- _Exercise details_
Check each line of the listing for the string "Énfasis", then state how many lines have it. Only the number is wanted.

- _Provided entries_
* * *
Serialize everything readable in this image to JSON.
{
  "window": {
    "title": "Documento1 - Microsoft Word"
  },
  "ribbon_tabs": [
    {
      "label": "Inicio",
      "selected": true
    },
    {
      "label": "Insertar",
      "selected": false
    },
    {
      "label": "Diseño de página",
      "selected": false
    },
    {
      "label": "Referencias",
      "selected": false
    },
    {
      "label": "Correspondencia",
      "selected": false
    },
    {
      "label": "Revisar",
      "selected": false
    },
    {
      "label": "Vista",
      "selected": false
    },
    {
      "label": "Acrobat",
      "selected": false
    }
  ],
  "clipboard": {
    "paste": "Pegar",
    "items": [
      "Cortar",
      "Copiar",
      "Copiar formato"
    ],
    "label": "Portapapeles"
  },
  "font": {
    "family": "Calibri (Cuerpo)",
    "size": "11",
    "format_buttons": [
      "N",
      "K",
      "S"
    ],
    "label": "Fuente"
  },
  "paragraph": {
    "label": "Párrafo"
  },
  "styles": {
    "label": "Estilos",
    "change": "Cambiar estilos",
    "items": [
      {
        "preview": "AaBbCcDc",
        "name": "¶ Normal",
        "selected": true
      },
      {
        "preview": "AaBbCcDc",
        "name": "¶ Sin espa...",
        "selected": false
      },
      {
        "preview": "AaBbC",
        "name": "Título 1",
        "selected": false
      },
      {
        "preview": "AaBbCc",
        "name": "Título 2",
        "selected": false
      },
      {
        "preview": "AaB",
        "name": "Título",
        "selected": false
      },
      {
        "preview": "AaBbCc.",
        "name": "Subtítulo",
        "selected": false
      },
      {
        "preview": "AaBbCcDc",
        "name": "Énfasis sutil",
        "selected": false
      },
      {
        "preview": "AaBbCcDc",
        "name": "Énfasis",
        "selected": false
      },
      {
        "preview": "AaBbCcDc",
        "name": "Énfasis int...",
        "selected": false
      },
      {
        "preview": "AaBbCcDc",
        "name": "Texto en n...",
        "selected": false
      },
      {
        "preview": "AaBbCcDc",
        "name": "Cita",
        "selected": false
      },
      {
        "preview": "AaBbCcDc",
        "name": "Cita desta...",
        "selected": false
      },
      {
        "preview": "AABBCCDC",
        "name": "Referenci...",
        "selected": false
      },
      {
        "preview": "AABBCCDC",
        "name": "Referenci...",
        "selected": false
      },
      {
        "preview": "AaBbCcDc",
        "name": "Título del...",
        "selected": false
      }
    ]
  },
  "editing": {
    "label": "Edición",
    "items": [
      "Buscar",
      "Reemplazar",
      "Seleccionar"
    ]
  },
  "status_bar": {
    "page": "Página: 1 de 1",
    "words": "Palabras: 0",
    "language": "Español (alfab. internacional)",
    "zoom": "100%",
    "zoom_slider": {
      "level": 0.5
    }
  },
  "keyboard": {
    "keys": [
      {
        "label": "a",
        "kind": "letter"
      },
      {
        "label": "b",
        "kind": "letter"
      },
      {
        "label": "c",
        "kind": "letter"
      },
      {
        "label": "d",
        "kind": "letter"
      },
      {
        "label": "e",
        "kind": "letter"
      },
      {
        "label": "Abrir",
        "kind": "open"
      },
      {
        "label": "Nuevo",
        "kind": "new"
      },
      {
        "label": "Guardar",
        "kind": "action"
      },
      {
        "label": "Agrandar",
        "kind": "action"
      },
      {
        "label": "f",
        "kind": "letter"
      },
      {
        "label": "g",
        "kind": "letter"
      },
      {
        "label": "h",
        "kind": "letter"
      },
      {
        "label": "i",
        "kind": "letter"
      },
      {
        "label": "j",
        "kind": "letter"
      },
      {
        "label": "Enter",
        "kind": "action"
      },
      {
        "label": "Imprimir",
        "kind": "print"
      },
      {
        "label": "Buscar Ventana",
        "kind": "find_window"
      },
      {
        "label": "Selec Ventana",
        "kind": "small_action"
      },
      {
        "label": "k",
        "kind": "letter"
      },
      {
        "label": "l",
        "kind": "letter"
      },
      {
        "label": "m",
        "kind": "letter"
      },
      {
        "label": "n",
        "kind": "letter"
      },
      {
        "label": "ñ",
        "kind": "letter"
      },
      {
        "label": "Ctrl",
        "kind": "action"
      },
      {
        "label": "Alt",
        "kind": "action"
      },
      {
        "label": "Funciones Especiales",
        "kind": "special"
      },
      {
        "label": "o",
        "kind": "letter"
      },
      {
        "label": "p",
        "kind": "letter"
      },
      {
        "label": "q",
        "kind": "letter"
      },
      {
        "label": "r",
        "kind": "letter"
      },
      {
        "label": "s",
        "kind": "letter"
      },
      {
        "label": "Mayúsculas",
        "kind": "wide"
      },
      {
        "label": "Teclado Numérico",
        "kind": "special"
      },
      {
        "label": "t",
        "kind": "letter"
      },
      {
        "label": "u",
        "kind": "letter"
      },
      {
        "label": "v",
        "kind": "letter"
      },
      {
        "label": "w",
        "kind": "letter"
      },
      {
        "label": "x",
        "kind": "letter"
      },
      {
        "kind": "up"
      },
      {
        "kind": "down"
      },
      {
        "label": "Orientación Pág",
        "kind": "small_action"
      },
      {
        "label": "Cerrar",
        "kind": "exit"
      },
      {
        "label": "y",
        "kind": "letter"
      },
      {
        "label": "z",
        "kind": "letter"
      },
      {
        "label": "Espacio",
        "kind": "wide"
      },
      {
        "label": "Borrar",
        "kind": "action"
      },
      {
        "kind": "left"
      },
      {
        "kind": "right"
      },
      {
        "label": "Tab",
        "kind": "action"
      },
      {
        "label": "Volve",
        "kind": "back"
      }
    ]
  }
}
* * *
- _Expected answer_
3